#### [About this task]
Tally the lines in the data below where the word "front" appears, and give the tally alone.

#### [Recorded information]
──────────────────────────────
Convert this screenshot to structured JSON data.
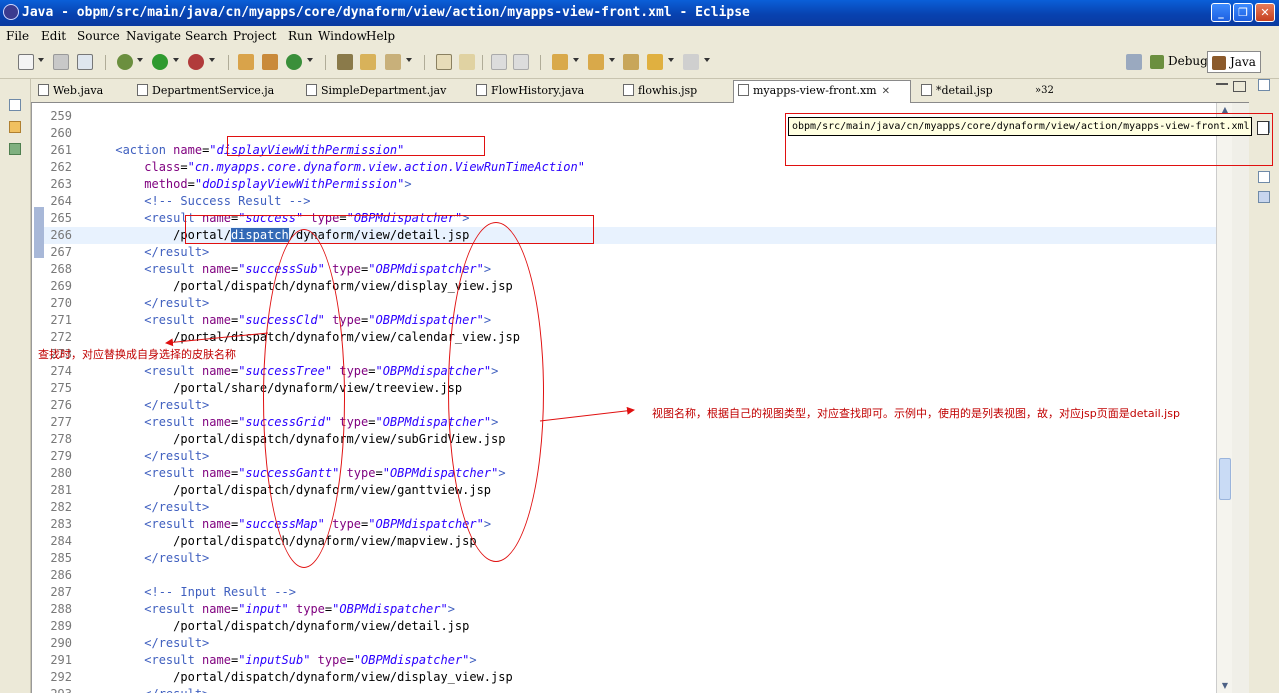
{
  "window": {
    "title": "Java - obpm/src/main/java/cn/myapps/core/dynaform/view/action/myapps-view-front.xml - Eclipse",
    "minimize": "_",
    "maximize": "❐",
    "close": "✕"
  },
  "menu": [
    "File",
    "Edit",
    "Source",
    "Navigate",
    "Search",
    "Project",
    "Run",
    "Window",
    "Help"
  ],
  "perspectives": {
    "debug": "Debug",
    "java": "Java"
  },
  "tabs": [
    {
      "label": "Web.java",
      "active": false,
      "dirty": false
    },
    {
      "label": "DepartmentService.ja",
      "active": false,
      "dirty": false
    },
    {
      "label": "SimpleDepartment.jav",
      "active": false,
      "dirty": false
    },
    {
      "label": "FlowHistory.java",
      "active": false,
      "dirty": false
    },
    {
      "label": "flowhis.jsp",
      "active": false,
      "dirty": false
    },
    {
      "label": "myapps-view-front.xm",
      "active": true,
      "dirty": false
    },
    {
      "label": "*detail.jsp",
      "active": false,
      "dirty": true
    }
  ],
  "tabs_overflow": "»32",
  "tooltip": "obpm/src/main/java/cn/myapps/core/dynaform/view/action/myapps-view-front.xml",
  "annotations": {
    "left_note": "查找时，对应替换成自身选择的皮肤名称",
    "right_note": "视图名称，根据自己的视图类型，对应查找即可。示例中，使用的是列表视图，故，对应jsp页面是detail.jsp"
  },
  "code_lines": [
    {
      "n": "259",
      "parts": []
    },
    {
      "n": "260",
      "parts": []
    },
    {
      "n": "261",
      "parts": [
        [
          "txt",
          "      "
        ],
        [
          "tag",
          "<action "
        ],
        [
          "attr",
          "name"
        ],
        [
          "txt",
          "="
        ],
        [
          "val",
          "\"displayViewWithPermission\""
        ]
      ]
    },
    {
      "n": "262",
      "parts": [
        [
          "txt",
          "          "
        ],
        [
          "attr",
          "class"
        ],
        [
          "txt",
          "="
        ],
        [
          "val",
          "\"cn.myapps.core.dynaform.view.action.ViewRunTimeAction\""
        ]
      ]
    },
    {
      "n": "263",
      "parts": [
        [
          "txt",
          "          "
        ],
        [
          "attr",
          "method"
        ],
        [
          "txt",
          "="
        ],
        [
          "val",
          "\"doDisplayViewWithPermission\""
        ],
        [
          "tag",
          ">"
        ]
      ]
    },
    {
      "n": "264",
      "parts": [
        [
          "txt",
          "          "
        ],
        [
          "cmt",
          "<!-- Success Result -->"
        ]
      ]
    },
    {
      "n": "265",
      "parts": [
        [
          "txt",
          "          "
        ],
        [
          "tag",
          "<result "
        ],
        [
          "attr",
          "name"
        ],
        [
          "txt",
          "="
        ],
        [
          "val",
          "\"success\""
        ],
        [
          "txt",
          " "
        ],
        [
          "attr",
          "type"
        ],
        [
          "txt",
          "="
        ],
        [
          "val",
          "\"OBPMdispatcher\""
        ],
        [
          "tag",
          ">"
        ]
      ]
    },
    {
      "n": "266",
      "parts": [
        [
          "txt",
          "              /portal/"
        ],
        [
          "sel",
          "dispatch"
        ],
        [
          "txt",
          "/dynaform/view/detail.jsp"
        ]
      ],
      "current": true
    },
    {
      "n": "267",
      "parts": [
        [
          "txt",
          "          "
        ],
        [
          "tag",
          "</result>"
        ]
      ]
    },
    {
      "n": "268",
      "parts": [
        [
          "txt",
          "          "
        ],
        [
          "tag",
          "<result "
        ],
        [
          "attr",
          "name"
        ],
        [
          "txt",
          "="
        ],
        [
          "val",
          "\"successSub\""
        ],
        [
          "txt",
          " "
        ],
        [
          "attr",
          "type"
        ],
        [
          "txt",
          "="
        ],
        [
          "val",
          "\"OBPMdispatcher\""
        ],
        [
          "tag",
          ">"
        ]
      ]
    },
    {
      "n": "269",
      "parts": [
        [
          "txt",
          "              /portal/dispatch/dynaform/view/display_view.jsp"
        ]
      ]
    },
    {
      "n": "270",
      "parts": [
        [
          "txt",
          "          "
        ],
        [
          "tag",
          "</result>"
        ]
      ]
    },
    {
      "n": "271",
      "parts": [
        [
          "txt",
          "          "
        ],
        [
          "tag",
          "<result "
        ],
        [
          "attr",
          "name"
        ],
        [
          "txt",
          "="
        ],
        [
          "val",
          "\"successCld\""
        ],
        [
          "txt",
          " "
        ],
        [
          "attr",
          "type"
        ],
        [
          "txt",
          "="
        ],
        [
          "val",
          "\"OBPMdispatcher\""
        ],
        [
          "tag",
          ">"
        ]
      ]
    },
    {
      "n": "272",
      "parts": [
        [
          "txt",
          "              /portal/dispatch/dynaform/view/calendar_view.jsp"
        ]
      ]
    },
    {
      "n": "273",
      "parts": []
    },
    {
      "n": "274",
      "parts": [
        [
          "txt",
          "          "
        ],
        [
          "tag",
          "<result "
        ],
        [
          "attr",
          "name"
        ],
        [
          "txt",
          "="
        ],
        [
          "val",
          "\"successTree\""
        ],
        [
          "txt",
          " "
        ],
        [
          "attr",
          "type"
        ],
        [
          "txt",
          "="
        ],
        [
          "val",
          "\"OBPMdispatcher\""
        ],
        [
          "tag",
          ">"
        ]
      ]
    },
    {
      "n": "275",
      "parts": [
        [
          "txt",
          "              /portal/share/dynaform/view/treeview.jsp"
        ]
      ]
    },
    {
      "n": "276",
      "parts": [
        [
          "txt",
          "          "
        ],
        [
          "tag",
          "</result>"
        ]
      ]
    },
    {
      "n": "277",
      "parts": [
        [
          "txt",
          "          "
        ],
        [
          "tag",
          "<result "
        ],
        [
          "attr",
          "name"
        ],
        [
          "txt",
          "="
        ],
        [
          "val",
          "\"successGrid\""
        ],
        [
          "txt",
          " "
        ],
        [
          "attr",
          "type"
        ],
        [
          "txt",
          "="
        ],
        [
          "val",
          "\"OBPMdispatcher\""
        ],
        [
          "tag",
          ">"
        ]
      ]
    },
    {
      "n": "278",
      "parts": [
        [
          "txt",
          "              /portal/dispatch/dynaform/view/subGridView.jsp"
        ]
      ]
    },
    {
      "n": "279",
      "parts": [
        [
          "txt",
          "          "
        ],
        [
          "tag",
          "</result>"
        ]
      ]
    },
    {
      "n": "280",
      "parts": [
        [
          "txt",
          "          "
        ],
        [
          "tag",
          "<result "
        ],
        [
          "attr",
          "name"
        ],
        [
          "txt",
          "="
        ],
        [
          "val",
          "\"successGantt\""
        ],
        [
          "txt",
          " "
        ],
        [
          "attr",
          "type"
        ],
        [
          "txt",
          "="
        ],
        [
          "val",
          "\"OBPMdispatcher\""
        ],
        [
          "tag",
          ">"
        ]
      ]
    },
    {
      "n": "281",
      "parts": [
        [
          "txt",
          "              /portal/dispatch/dynaform/view/ganttview.jsp"
        ]
      ]
    },
    {
      "n": "282",
      "parts": [
        [
          "txt",
          "          "
        ],
        [
          "tag",
          "</result>"
        ]
      ]
    },
    {
      "n": "283",
      "parts": [
        [
          "txt",
          "          "
        ],
        [
          "tag",
          "<result "
        ],
        [
          "attr",
          "name"
        ],
        [
          "txt",
          "="
        ],
        [
          "val",
          "\"successMap\""
        ],
        [
          "txt",
          " "
        ],
        [
          "attr",
          "type"
        ],
        [
          "txt",
          "="
        ],
        [
          "val",
          "\"OBPMdispatcher\""
        ],
        [
          "tag",
          ">"
        ]
      ]
    },
    {
      "n": "284",
      "parts": [
        [
          "txt",
          "              /portal/dispatch/dynaform/view/mapview.jsp"
        ]
      ]
    },
    {
      "n": "285",
      "parts": [
        [
          "txt",
          "          "
        ],
        [
          "tag",
          "</result>"
        ]
      ]
    },
    {
      "n": "286",
      "parts": []
    },
    {
      "n": "287",
      "parts": [
        [
          "txt",
          "          "
        ],
        [
          "cmt",
          "<!-- Input Result -->"
        ]
      ]
    },
    {
      "n": "288",
      "parts": [
        [
          "txt",
          "          "
        ],
        [
          "tag",
          "<result "
        ],
        [
          "attr",
          "name"
        ],
        [
          "txt",
          "="
        ],
        [
          "val",
          "\"input\""
        ],
        [
          "txt",
          " "
        ],
        [
          "attr",
          "type"
        ],
        [
          "txt",
          "="
        ],
        [
          "val",
          "\"OBPMdispatcher\""
        ],
        [
          "tag",
          ">"
        ]
      ]
    },
    {
      "n": "289",
      "parts": [
        [
          "txt",
          "              /portal/dispatch/dynaform/view/detail.jsp"
        ]
      ]
    },
    {
      "n": "290",
      "parts": [
        [
          "txt",
          "          "
        ],
        [
          "tag",
          "</result>"
        ]
      ]
    },
    {
      "n": "291",
      "parts": [
        [
          "txt",
          "          "
        ],
        [
          "tag",
          "<result "
        ],
        [
          "attr",
          "name"
        ],
        [
          "txt",
          "="
        ],
        [
          "val",
          "\"inputSub\""
        ],
        [
          "txt",
          " "
        ],
        [
          "attr",
          "type"
        ],
        [
          "txt",
          "="
        ],
        [
          "val",
          "\"OBPMdispatcher\""
        ],
        [
          "tag",
          ">"
        ]
      ]
    },
    {
      "n": "292",
      "parts": [
        [
          "txt",
          "              /portal/dispatch/dynaform/view/display_view.jsp"
        ]
      ]
    },
    {
      "n": "293",
      "parts": [
        [
          "txt",
          "          "
        ],
        [
          "tag",
          "</result>"
        ]
      ]
    }
  ]
}
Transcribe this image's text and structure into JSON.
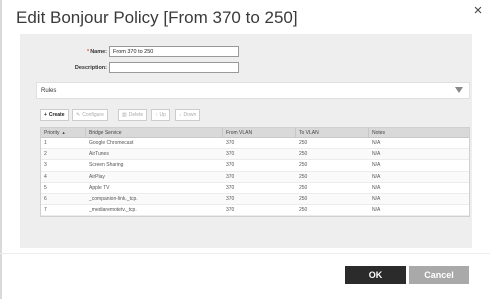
{
  "dialog": {
    "title": "Edit Bonjour Policy [From 370 to 250]",
    "close_glyph": "×"
  },
  "form": {
    "name_required": "*",
    "name_label": "Name:",
    "name_value": "From 370 to 250",
    "description_label": "Description:",
    "description_value": ""
  },
  "rules": {
    "label": "Rules"
  },
  "toolbar": {
    "create": "Create",
    "configure": "Configure",
    "delete": "Delete",
    "up": "Up",
    "down": "Down"
  },
  "grid": {
    "columns": [
      "Priority",
      "Bridge Service",
      "From VLAN",
      "To VLAN",
      "Notes"
    ],
    "sort_glyph": "▲",
    "rows": [
      [
        "1",
        "Google Chromecast",
        "370",
        "250",
        "N/A"
      ],
      [
        "2",
        "AirTunes",
        "370",
        "250",
        "N/A"
      ],
      [
        "3",
        "Screen Sharing",
        "370",
        "250",
        "N/A"
      ],
      [
        "4",
        "AirPlay",
        "370",
        "250",
        "N/A"
      ],
      [
        "5",
        "Apple TV",
        "370",
        "250",
        "N/A"
      ],
      [
        "6",
        "_companion-link._tcp.",
        "370",
        "250",
        "N/A"
      ],
      [
        "7",
        "_mediaremotetv._tcp.",
        "370",
        "250",
        "N/A"
      ]
    ]
  },
  "footer": {
    "ok": "OK",
    "cancel": "Cancel"
  }
}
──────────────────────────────
#### [Reply to the task]
3